I love helping people bring their businesses to life with great design. Yes, one part is being creative and making something beautiful, but even more powerful is seeing how a functional design, whether it’s in a media kit or a website or even cohesive social media posts, can make a big impact on a business. You want your customers to recognize and connect with your business, but most importantly, understand it. Happy clients make it all worth it!
And to keep it real, what is the worst?
The worst part is probably dealing with rude people. I realize they are unavoidable in life, but it always baffles me the things that people will say and do to their fellow small business owners. An example is when I email back and forth several times with a potential client (sometimes even have a phone call), answer lots of questions, send them a custom quote...and then hear nothing back. I fully understand that the style or budget could end up not being a good fit for that person, but why is it so difficult to reply back and say, “Thanks so much but I’ve decided to go another way” after we’ve both put so much time into exploring the option?
Looking back is there anything you wish you had done differently?
I try to see most things as learning opportunities and worth the battle, so there isn’t a ton a wish I had done differently. But, I wish I had learned sooner how other people in your industry or in related industries are your allies and your peers - not your competition. There is enough work for everyone, and we all have different styles. It benefits everyone when we collaborate and learn from each other rather than staying in our own bubbles.
What is a goal you have for your business that you hope to accomplish in the next year or two?
I hope to grow my business enough in the next year or two that I can support taking on an assistant and possibly a junior designer. Dealing with the logistics of a business like emails, billing, social media, etc. can be so time consuming and freeing up that time to put more into the creative side would be lovely. Hand in hand with this, I am always working on refining my client process to make things as smooth, efficient, and effective for both the client and me.
Being a busy business owner how do you stay organized?
I keep lots of lists so that I can always see what is ahead. My overall planning is done in Trello. I have a card for each client that contains the list of deliverables they’re receive during their project, and I have boards for things like blog post topics and newsletter ideas. Then, I keep a paper list of each day’s to-do tasks so I can easily jot down new items as they come in. If I don’t write it down, it will likely be forgotten! I also set aside time each week to take care of tasks like accounting, scheduling social media posts, and so on all in batches so that it isn’t forgotten or done piecemeal over the course of the week.
What has been one surreal moment you've experienced since launching Dotted Design?
One moment that stuck with me was the first time I got an inquiry from someone who was not a referral from a family member or even a past client - they had simply found me online somewhere, liked what I did, and contacted me. The internet is amazing!
What is your best piece of advice for others who hope to someday be a business owner?

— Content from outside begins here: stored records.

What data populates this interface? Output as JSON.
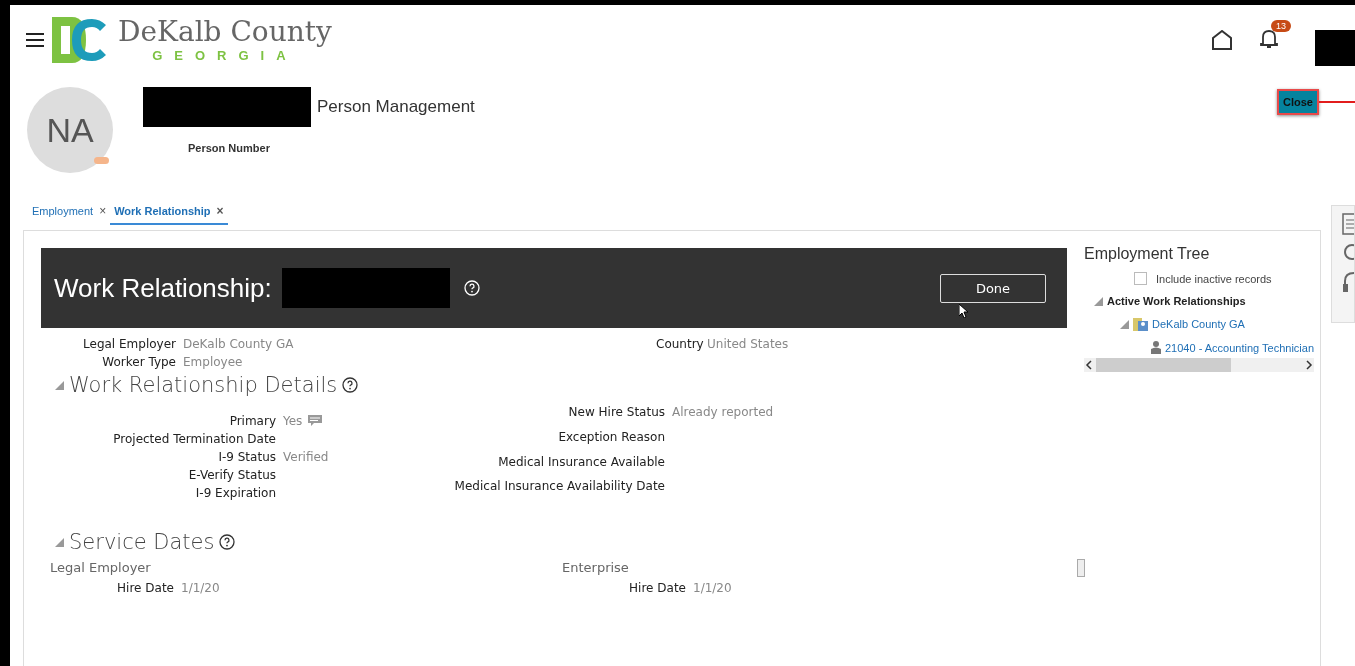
{
  "header": {
    "logo_name": "DeKalb County",
    "logo_state": "GEORGIA",
    "notification_count": "13"
  },
  "person": {
    "initials": "NA",
    "title": "Person Management",
    "number_label": "Person Number",
    "close_button": "Close"
  },
  "tabs": [
    {
      "label": "Employment",
      "close": "×",
      "selected": false
    },
    {
      "label": "Work Relationship",
      "close": "×",
      "selected": true
    }
  ],
  "work_relationship": {
    "title": "Work Relationship:",
    "done_button": "Done",
    "summary_left": [
      {
        "label": "Legal Employer",
        "value": "DeKalb County GA"
      },
      {
        "label": "Worker Type",
        "value": "Employee"
      }
    ],
    "summary_right": [
      {
        "label": "Country",
        "value": "United States"
      }
    ]
  },
  "details": {
    "title": "Work Relationship Details",
    "expanded": true,
    "left": [
      {
        "label": "Primary",
        "value": "Yes",
        "kind": "with-icon"
      },
      {
        "label": "Projected Termination Date"
      },
      {
        "label": "I-9 Status",
        "value": "Verified"
      },
      {
        "label": "E-Verify Status"
      },
      {
        "label": "I-9 Expiration"
      }
    ],
    "right": [
      {
        "label": "New Hire Status",
        "value": "Already reported"
      },
      {
        "label": "Exception Reason"
      },
      {
        "label": "Medical Insurance Available"
      },
      {
        "label": "Medical Insurance Availability Date"
      }
    ]
  },
  "service_dates": {
    "title": "Service Dates",
    "expanded": true,
    "groups": [
      {
        "heading": "Legal Employer",
        "fields": [
          {
            "label": "Hire Date",
            "value": "1/1/20"
          }
        ]
      },
      {
        "heading": "Enterprise",
        "fields": [
          {
            "label": "Hire Date",
            "value": "1/1/20"
          }
        ]
      }
    ]
  },
  "employment_tree": {
    "title": "Employment Tree",
    "include_inactive": {
      "label": "Include inactive records",
      "checked": false
    },
    "nodes": [
      {
        "label": "Active Work Relationships",
        "kind": "group",
        "expanded": true,
        "children": [
          {
            "label": "DeKalb County GA",
            "kind": "employer",
            "expanded": true,
            "children": [
              {
                "label": "21040 - Accounting Technician",
                "kind": "assignment"
              }
            ]
          }
        ]
      }
    ]
  }
}
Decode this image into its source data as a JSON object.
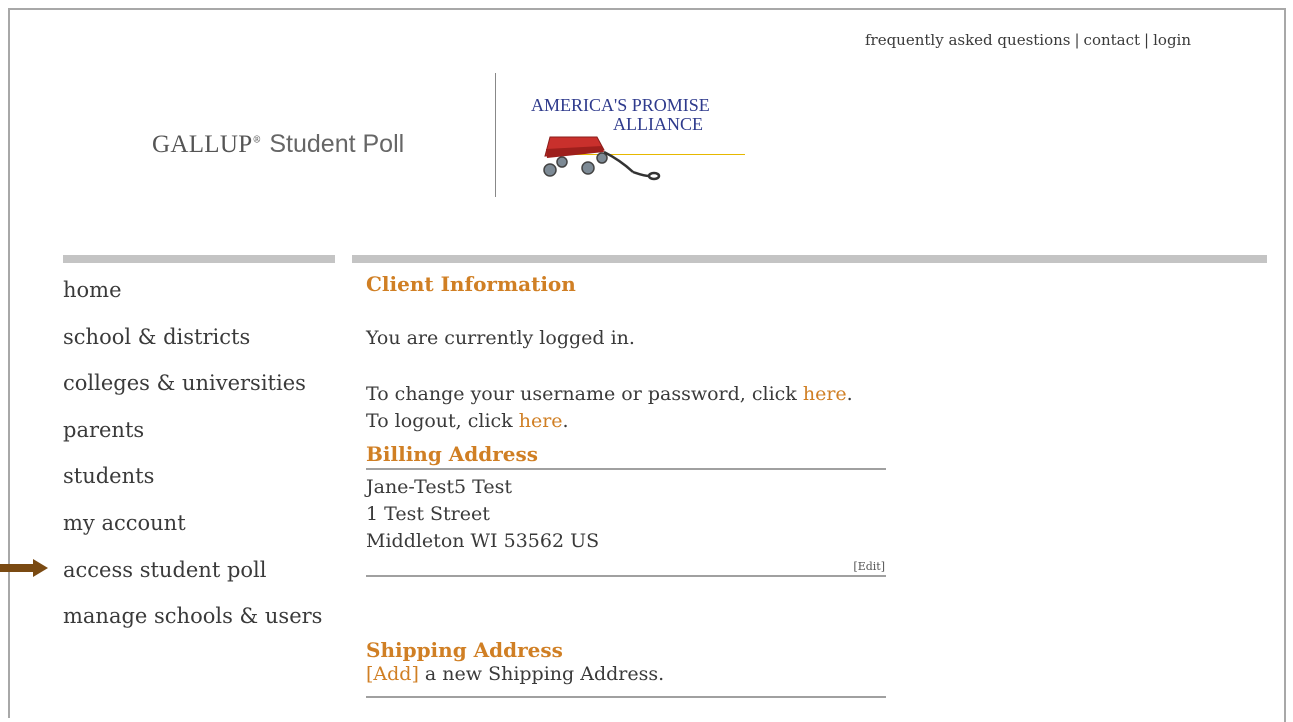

Have a thick skin, patience, and confidence. If you don’t believe you can do it, who else will? It is a fine balance of doing everything you can to help your clients while still remembering that your time and expertise is valuable and worthy of compensation. No one can take advantage of you without your permission.
You can learn more about Dotted Design by checking out their:
images provide by: Dotted Design